What you will do -> Please output the records below word for word and omit the pictures.

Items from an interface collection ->

::::::::

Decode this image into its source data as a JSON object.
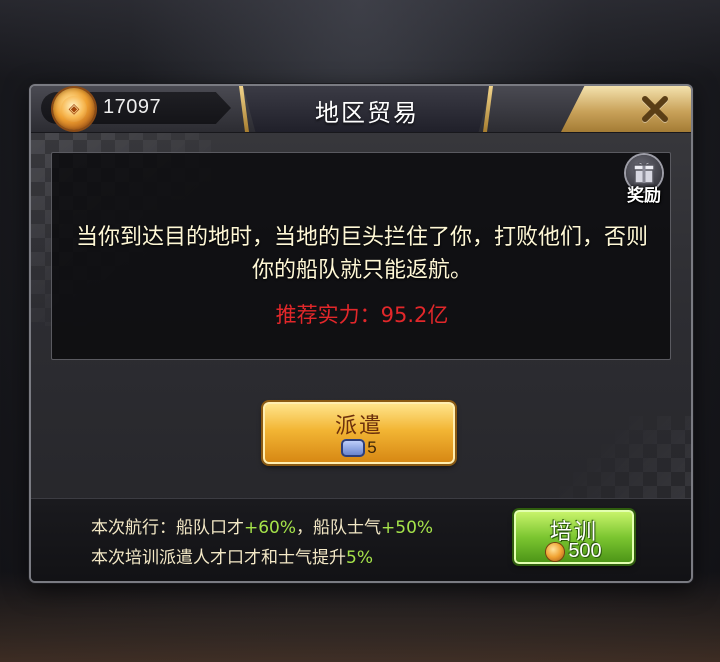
{
  "header": {
    "coin_count": "17097",
    "title": "地区贸易",
    "close_icon": "close-x-icon",
    "coin_icon": "gold-coin-icon"
  },
  "mission": {
    "reward_label": "奖励",
    "reward_icon": "gift-box-icon",
    "description": "当你到达目的地时，当地的巨头拦住了你，打败他们，否则你的船队就只能返航。",
    "recommended_power": "推荐实力：95.2亿"
  },
  "dispatch": {
    "label": "派遣",
    "cost_icon": "dispatch-ticket-icon",
    "cost": "5"
  },
  "footer": {
    "line1_prefix": "本次航行：船队口才",
    "line1_eloquence_bonus": "+60%",
    "line1_middle": "，船队士气",
    "line1_morale_bonus": "+50%",
    "line2_prefix": "本次培训派遣人才口才和士气提升",
    "line2_bonus": "5%"
  },
  "train": {
    "label": "培训",
    "cost_icon": "gold-coin-icon",
    "cost": "500"
  },
  "colors": {
    "power_text": "#e2272a",
    "bonus_text": "#a5e34a",
    "dispatch_button": "#f2b534",
    "train_button": "#7cc631"
  }
}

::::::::

Your response ->
Decode this image into its source data as a JSON object.
{
  "header": {
    "coin_count": "17097",
    "title": "地区贸易",
    "close_icon": "close-x-icon",
    "coin_icon": "gold-coin-icon"
  },
  "mission": {
    "reward_label": "奖励",
    "reward_icon": "gift-box-icon",
    "description": "当你到达目的地时，当地的巨头拦住了你，打败他们，否则你的船队就只能返航。",
    "recommended_power": "推荐实力：95.2亿"
  },
  "dispatch": {
    "label": "派遣",
    "cost_icon": "dispatch-ticket-icon",
    "cost": "5"
  },
  "footer": {
    "line1_prefix": "本次航行：船队口才",
    "line1_eloquence_bonus": "+60%",
    "line1_middle": "，船队士气",
    "line1_morale_bonus": "+50%",
    "line2_prefix": "本次培训派遣人才口才和士气提升",
    "line2_bonus": "5%"
  },
  "train": {
    "label": "培训",
    "cost_icon": "gold-coin-icon",
    "cost": "500"
  },
  "colors": {
    "power_text": "#e2272a",
    "bonus_text": "#a5e34a",
    "dispatch_button": "#f2b534",
    "train_button": "#7cc631"
  }
}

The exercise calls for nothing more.